Proof of this can readily be found in the band’s first single, “Generation Fuck Star,” an anthem of disillusionment that burns with enough renegade attitude to make Trent Reznor seem happy-go-lucky. And yet, beyond the ballsy guitars and slamming drums is a song about self-empowerment: “Generation Fuck Star / The lost have found their way / Revenge will have its day / Cross your heart / We confide / Put your trust in Suicide.” Accuse him of lyrical ego-masturbation if you must, but Davey delivers his trademark rebel anthem with sincere conviction.
This is an intense album from start to finish, thrashing you with pummeling power chords while the drums hit you like body blows from an anvil-fisted prizefighter. But throughout the course of the crunchily corrosive chaos, Davey never loses sight of those crucial hooks. This is one of those rare albums that is musically vicious and super-catchy at the same time. It pulls no punches, but your ears will welcome the smack-down.
That said, Davey is not all serious all the time; he’s more than willing to aim below the waist now and again. “Hustler Queen” lays down a raunchy groove with lyrics to match, using gang vocal “Hey-hey-heys!” to drive the sexy home. “Uncross Your Legs” channels the spirit of Nine Inch Nails while delivering lines that would make Reznor vomit: “I’m just the devil / You can call me Cupid / I’ll rock your world / And you’re not that stupid.” And what to make of “Unholywood Killafornia” with lyrics like “All the ladies want to fuck / So grab your crucifix”? Religion meets sleaze…now that’s different.
Davey Suicide is one of the best surprises of 2012. He brings bitterness, bombast, and badass in equal measure and whips it into an industrialized metal concoction that hits the ears hard and yet is commercially easy to digest despite the vitriol and venom.

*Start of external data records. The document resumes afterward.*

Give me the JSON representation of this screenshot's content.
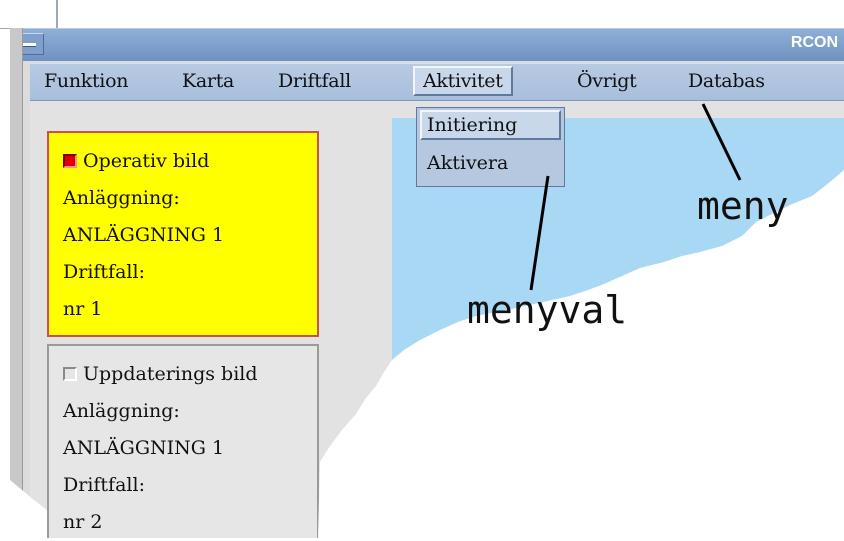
{
  "window": {
    "title": "RCON"
  },
  "menubar": {
    "items": [
      {
        "label": "Funktion"
      },
      {
        "label": "Karta"
      },
      {
        "label": "Driftfall"
      },
      {
        "label": "Aktivitet"
      },
      {
        "label": "Övrigt"
      },
      {
        "label": "Databas"
      }
    ],
    "active": "Aktivitet"
  },
  "dropdown": {
    "items": [
      {
        "label": "Initiering"
      },
      {
        "label": "Aktivera"
      }
    ]
  },
  "panels": [
    {
      "checkbox_checked": true,
      "title": "Operativ bild",
      "plant_label": "Anläggning:",
      "plant_value": "ANLÄGGNING 1",
      "case_label": "Driftfall:",
      "case_value": "nr 1"
    },
    {
      "checkbox_checked": false,
      "title": "Uppdaterings bild",
      "plant_label": "Anläggning:",
      "plant_value": "ANLÄGGNING 1",
      "case_label": "Driftfall:",
      "case_value": "nr 2"
    }
  ],
  "annotations": {
    "menu": "meny",
    "menu_choice": "menyval"
  },
  "colors": {
    "titlebar": "#7f9fca",
    "menubar": "#b0c4df",
    "panel_active": "#ffff00",
    "panel_active_border": "#c85050",
    "map": "#a9d8f5"
  }
}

He may sport an incisive moniker, but Davey Suicide is one heavy rocker that won’t make you want to self-terminate after you give his music a spin.
Genre: Hard Rock, Post-Industrial, Glam, Sleaze
Davey Suicide (vocals)
Frankie Sil (bass, backup vocals)
Ben Graves (drums)
Eric Grifin (guitars)
Needlz (keyboards, programming, backup vocals)
1. Cross Your Heart
2. Generation Fuck Star
3. Sick Suicide
4. Hustler Queen
5. Uncross Your Legs
6. Unholywood Killafornia
7. In My Chest Is a Grave
8. Kids in America
9. One More Night
10. Professor Asshole
11. Grab a Gun & Hide Your Morals
13. God Head Killers
14. I’ll Take a Bullet For You
Label: Standby Records
Hardrock Haven rating: 9/10